Go PawSox! No really . . . go. Get your hands out of my pockets and go away. Millionaire team owner Larry Lucchino is back with a new pitch — he heard your concerns and has repackaged his outrageous demands. Gone is that not true “revenue neutral” pitch — now we have “publicly owned.” You will hear that phrase a lot now, but nothing has changed. The ownership team of entitled millionaires wants taxpayers to pay for their stadium. (With all the amenities! Amenities that no PawSox fan relaxing in McCoy with a cold beer and a hot dog, ever, ever missed.)
This battle is exhausting, and at this point, anyone — Senate President Dominick Ruggerio, House Speaker Nicholas Mattiello, or the Providence Journal editorial board — who suggests that stadiums are generators of economic development, is choosing not to know that the opposite was proven true long ago. Also known as lying.
Ruggerio is in a huge rush on this. (ProJo 3.28.17)
“It depends how quickly the administration moves on this,” Ruggerio said. “I certainly would not be adverse to coming back here at a later date if it doesn’t happen before the session ends. I think it is that important. It is a big revenue generator for the state.”

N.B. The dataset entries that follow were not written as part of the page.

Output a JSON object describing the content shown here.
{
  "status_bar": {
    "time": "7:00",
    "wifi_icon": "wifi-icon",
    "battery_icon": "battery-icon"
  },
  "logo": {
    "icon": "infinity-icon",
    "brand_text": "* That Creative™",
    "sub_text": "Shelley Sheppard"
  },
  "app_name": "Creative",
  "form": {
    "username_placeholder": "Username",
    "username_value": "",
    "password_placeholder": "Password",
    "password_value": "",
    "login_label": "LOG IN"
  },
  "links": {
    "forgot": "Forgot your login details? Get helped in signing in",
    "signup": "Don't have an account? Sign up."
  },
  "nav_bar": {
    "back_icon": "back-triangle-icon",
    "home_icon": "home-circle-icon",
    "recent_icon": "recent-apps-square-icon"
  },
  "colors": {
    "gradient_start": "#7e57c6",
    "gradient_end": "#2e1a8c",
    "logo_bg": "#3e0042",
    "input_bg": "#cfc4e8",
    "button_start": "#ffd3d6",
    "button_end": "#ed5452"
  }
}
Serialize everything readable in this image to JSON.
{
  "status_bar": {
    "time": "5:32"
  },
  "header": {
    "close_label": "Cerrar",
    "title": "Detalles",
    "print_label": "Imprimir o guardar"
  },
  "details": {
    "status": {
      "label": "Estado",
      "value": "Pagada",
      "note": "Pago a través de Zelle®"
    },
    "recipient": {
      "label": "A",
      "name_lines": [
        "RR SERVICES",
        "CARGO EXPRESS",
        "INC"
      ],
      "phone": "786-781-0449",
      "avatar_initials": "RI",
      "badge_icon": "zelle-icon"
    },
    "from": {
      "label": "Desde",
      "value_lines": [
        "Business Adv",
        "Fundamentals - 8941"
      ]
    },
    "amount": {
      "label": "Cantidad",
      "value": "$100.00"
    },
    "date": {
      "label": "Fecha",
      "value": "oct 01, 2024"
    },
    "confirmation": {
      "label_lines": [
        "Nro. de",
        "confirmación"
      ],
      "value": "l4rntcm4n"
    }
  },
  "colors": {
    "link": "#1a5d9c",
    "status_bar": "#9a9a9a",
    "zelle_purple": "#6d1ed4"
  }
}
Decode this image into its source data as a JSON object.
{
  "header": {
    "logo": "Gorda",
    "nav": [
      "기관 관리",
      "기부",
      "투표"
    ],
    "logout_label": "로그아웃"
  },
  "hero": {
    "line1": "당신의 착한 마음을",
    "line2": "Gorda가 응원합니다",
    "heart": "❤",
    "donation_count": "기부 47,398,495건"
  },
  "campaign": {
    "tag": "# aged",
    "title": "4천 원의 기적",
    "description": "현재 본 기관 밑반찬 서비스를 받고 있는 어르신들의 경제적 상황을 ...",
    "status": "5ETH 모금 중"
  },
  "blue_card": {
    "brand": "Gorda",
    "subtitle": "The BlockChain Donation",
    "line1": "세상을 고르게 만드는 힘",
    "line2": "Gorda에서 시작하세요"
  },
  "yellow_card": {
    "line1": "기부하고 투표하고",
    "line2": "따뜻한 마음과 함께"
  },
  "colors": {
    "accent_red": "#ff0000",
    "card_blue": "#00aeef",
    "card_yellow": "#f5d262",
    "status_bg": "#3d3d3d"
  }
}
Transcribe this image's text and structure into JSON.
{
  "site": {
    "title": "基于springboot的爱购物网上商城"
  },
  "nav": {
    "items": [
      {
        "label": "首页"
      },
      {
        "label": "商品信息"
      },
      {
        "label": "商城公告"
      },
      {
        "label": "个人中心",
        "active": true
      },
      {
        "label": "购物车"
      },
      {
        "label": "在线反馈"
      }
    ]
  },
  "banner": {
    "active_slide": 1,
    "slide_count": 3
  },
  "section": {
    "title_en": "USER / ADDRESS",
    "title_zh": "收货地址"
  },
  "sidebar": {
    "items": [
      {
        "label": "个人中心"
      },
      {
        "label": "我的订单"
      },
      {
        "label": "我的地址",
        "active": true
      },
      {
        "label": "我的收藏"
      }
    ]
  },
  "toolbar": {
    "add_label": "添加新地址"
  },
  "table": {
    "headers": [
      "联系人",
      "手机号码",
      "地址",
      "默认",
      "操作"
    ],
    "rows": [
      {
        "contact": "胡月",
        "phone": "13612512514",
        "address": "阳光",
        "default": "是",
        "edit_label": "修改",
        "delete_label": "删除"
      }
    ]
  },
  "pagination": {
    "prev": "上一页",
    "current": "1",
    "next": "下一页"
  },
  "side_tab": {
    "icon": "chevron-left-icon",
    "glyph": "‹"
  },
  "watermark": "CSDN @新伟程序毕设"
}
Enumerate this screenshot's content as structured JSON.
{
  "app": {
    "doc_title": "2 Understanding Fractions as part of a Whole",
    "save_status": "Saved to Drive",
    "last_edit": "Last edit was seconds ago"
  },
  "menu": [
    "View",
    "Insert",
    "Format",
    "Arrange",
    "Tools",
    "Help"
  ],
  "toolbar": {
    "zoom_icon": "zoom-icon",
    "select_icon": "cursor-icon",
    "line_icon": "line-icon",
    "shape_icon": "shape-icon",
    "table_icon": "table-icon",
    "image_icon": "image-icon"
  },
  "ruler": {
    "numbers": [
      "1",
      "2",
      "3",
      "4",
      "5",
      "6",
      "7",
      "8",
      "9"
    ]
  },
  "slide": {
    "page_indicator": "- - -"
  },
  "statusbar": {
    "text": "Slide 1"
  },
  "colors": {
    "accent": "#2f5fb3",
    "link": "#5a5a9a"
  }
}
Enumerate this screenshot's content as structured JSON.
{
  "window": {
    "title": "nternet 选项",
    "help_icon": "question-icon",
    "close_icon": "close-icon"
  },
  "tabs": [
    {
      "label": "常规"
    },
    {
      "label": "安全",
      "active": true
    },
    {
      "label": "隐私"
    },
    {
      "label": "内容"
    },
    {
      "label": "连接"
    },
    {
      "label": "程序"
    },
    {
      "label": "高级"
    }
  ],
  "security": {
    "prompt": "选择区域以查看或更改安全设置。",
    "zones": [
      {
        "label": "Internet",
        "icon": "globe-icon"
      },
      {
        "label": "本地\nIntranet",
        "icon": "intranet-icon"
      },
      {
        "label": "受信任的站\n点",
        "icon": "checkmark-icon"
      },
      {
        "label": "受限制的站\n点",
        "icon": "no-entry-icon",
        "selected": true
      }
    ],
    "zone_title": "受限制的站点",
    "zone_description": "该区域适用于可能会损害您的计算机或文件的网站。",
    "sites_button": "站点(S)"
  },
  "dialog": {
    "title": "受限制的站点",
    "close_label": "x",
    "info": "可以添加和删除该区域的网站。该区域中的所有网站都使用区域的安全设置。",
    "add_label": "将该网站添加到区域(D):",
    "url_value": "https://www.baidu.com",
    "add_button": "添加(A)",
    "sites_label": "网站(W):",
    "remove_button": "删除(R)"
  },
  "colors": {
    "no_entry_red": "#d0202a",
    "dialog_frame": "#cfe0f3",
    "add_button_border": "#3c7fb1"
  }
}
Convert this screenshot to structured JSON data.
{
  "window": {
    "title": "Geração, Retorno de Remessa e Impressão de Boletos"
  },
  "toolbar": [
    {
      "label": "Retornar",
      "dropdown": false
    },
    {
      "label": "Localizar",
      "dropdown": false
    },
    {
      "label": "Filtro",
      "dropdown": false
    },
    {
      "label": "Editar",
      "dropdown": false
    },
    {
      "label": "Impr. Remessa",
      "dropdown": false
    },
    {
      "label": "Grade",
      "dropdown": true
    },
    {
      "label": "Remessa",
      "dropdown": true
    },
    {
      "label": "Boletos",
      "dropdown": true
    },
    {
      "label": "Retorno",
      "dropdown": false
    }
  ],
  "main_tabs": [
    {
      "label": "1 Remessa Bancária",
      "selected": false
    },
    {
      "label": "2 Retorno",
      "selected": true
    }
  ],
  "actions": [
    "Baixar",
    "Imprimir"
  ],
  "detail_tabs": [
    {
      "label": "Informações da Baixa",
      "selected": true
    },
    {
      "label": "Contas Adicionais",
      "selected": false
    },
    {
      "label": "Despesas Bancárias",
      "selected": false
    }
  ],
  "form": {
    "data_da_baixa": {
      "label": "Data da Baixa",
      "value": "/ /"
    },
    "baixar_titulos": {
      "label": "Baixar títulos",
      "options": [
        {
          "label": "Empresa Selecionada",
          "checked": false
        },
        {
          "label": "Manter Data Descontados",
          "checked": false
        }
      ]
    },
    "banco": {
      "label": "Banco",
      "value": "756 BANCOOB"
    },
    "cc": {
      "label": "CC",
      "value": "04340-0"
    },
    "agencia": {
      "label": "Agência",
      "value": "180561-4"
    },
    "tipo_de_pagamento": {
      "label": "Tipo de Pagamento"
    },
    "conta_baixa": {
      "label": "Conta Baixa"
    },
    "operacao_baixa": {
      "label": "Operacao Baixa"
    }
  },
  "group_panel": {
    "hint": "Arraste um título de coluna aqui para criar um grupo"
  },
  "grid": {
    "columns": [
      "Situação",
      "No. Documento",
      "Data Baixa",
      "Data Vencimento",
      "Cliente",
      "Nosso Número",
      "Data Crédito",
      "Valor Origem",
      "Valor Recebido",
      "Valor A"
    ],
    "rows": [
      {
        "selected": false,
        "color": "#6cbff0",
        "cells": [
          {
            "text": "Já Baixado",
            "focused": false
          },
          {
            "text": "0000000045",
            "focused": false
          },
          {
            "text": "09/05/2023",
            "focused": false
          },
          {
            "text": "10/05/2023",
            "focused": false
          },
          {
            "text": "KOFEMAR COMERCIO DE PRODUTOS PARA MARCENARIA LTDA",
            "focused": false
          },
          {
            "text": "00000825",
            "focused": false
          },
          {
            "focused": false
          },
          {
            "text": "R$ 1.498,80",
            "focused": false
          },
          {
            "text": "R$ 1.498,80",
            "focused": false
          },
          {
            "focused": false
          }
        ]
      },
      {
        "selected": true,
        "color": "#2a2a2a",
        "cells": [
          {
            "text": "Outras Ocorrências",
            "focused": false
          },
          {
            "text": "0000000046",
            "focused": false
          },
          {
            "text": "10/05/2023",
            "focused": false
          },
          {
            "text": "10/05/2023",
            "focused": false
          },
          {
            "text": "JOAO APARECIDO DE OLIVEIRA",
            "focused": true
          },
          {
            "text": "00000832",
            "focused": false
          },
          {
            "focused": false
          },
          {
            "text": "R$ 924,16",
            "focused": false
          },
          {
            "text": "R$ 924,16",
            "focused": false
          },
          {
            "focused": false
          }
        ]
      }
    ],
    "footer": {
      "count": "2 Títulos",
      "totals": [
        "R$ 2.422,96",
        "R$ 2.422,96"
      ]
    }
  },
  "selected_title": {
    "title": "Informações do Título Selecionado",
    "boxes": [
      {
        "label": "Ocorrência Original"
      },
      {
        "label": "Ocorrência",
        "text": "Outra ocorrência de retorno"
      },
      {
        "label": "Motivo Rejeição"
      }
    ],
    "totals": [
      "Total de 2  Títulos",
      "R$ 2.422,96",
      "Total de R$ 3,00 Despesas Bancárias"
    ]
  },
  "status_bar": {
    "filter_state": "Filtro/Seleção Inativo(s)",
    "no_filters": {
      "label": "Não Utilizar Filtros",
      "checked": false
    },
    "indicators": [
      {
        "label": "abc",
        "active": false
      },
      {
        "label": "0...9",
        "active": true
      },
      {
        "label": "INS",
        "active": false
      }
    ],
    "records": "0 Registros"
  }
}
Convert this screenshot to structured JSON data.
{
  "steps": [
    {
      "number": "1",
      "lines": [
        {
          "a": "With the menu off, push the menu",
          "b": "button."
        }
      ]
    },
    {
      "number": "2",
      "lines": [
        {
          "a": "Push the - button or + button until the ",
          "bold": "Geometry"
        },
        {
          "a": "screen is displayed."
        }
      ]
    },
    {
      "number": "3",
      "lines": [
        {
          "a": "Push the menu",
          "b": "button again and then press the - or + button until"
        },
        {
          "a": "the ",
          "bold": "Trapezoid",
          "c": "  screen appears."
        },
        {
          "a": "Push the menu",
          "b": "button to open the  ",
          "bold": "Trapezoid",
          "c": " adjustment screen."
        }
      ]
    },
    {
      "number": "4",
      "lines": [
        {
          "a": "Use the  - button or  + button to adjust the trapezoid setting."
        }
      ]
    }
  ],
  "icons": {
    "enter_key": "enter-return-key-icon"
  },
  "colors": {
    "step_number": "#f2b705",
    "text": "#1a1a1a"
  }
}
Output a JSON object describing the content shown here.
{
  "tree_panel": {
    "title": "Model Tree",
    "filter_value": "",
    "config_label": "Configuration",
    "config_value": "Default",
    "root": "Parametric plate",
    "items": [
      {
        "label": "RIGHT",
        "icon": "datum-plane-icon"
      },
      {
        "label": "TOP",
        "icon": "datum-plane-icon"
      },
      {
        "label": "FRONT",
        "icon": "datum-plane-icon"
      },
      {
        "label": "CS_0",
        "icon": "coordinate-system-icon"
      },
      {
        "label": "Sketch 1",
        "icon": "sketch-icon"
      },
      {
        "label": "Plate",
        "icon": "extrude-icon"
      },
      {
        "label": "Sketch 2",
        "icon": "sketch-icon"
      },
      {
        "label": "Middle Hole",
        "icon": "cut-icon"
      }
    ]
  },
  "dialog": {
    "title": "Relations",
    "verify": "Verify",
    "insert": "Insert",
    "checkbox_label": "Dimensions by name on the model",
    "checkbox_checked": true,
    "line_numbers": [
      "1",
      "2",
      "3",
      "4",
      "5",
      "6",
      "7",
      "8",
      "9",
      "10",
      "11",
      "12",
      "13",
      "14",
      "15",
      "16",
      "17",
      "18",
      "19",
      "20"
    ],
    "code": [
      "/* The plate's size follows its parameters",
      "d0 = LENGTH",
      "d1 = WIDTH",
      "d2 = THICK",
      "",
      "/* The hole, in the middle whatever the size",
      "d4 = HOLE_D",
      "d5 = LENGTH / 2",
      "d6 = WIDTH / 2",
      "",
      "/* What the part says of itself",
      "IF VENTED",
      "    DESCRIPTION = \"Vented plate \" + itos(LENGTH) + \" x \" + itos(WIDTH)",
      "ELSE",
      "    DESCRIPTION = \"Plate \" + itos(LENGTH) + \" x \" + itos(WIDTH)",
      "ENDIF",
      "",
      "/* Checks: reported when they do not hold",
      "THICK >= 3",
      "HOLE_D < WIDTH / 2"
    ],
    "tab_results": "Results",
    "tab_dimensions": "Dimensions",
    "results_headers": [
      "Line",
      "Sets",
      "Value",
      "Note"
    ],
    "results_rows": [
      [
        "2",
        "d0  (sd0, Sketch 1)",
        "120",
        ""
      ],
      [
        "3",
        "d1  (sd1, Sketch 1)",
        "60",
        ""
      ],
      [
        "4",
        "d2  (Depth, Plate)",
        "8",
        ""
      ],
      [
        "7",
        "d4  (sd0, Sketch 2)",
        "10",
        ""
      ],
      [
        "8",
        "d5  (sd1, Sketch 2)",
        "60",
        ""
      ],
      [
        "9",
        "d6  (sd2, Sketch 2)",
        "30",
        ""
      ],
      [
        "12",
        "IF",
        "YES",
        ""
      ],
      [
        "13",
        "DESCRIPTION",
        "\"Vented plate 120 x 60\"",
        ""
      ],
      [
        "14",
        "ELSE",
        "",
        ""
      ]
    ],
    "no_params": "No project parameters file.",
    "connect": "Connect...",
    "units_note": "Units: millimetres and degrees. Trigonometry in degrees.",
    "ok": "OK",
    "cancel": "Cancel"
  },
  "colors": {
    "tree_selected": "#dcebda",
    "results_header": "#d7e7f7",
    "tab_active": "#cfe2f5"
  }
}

[Emphasis mine.] I would ask that Mr. Ruggerio support that assertion with studies, facts, and data.
And apparently the Providence Journal editorial board doesn’t even read its own newspaper where several articles during the last stadium battle cited the sad economic realities of stadium deals for cities around the nation. (ProJo 2.4.17)
Other Triple-A cities have gotten an economic jump from building in areas where neighborhood development could grow up around the park, and where there is room for premium suites, beer gardens, party terraces and children’s fun areas. In some locations, such as Durham, N.C., the ballpark’s impact has been dramatic.
“Cities” plural? No, just Durham. Why is it always and only Durham that is ever cited by these boosters? Because there was a unique set of circumstances surrounding and supporting that one project. And if the board had bothered to attend or watch the presentation by Victor Matheson, professor of economics at College of the Holy Cross, they would know this. (Go to RI Future for video.) Frankly, I think the board understands the Durham anomaly perfectly well but chooses not to know this inconvenient truth. (If the board is pressed for time they should try the John Oliver take-down of taxpayer supported stadiums. It has been watched over 7,000,000 times . . . so people know about this now.)
House Speaker Nicholas Mattiello is likewise happy to ignore the true facts surrounding the dismal history of taxpayer-funded stadiums. Last time around he hired Andrew Zimbalist, a “consultant” who was in truth a PawSox lobbyist paid for by taxpayers. Zimbalist happily pushed the pro-stadium line for Mr Mattiello . . . until it was discovered that he had frequently stated the opposite position. (Freakonomics interview.)
One should not anticipate that a team or a facility by itself will either increase employment or raise per capita income in a metropolitan area. . . . if the public or its political representatives are trying to make the case that a team or a facility by itself will be an important development tool, then the electorate should think twice before opening its collective wallet.”
My advice to Mr. Lucchino? First: Tanning booths have been linked to increased rates of skin cancer. Second: If you have such a great business plan then private equity firms will be lining up with bags full of money.
And third: If you have to move the PawSox to another city, then so be it. You killed my love for the team a long ago.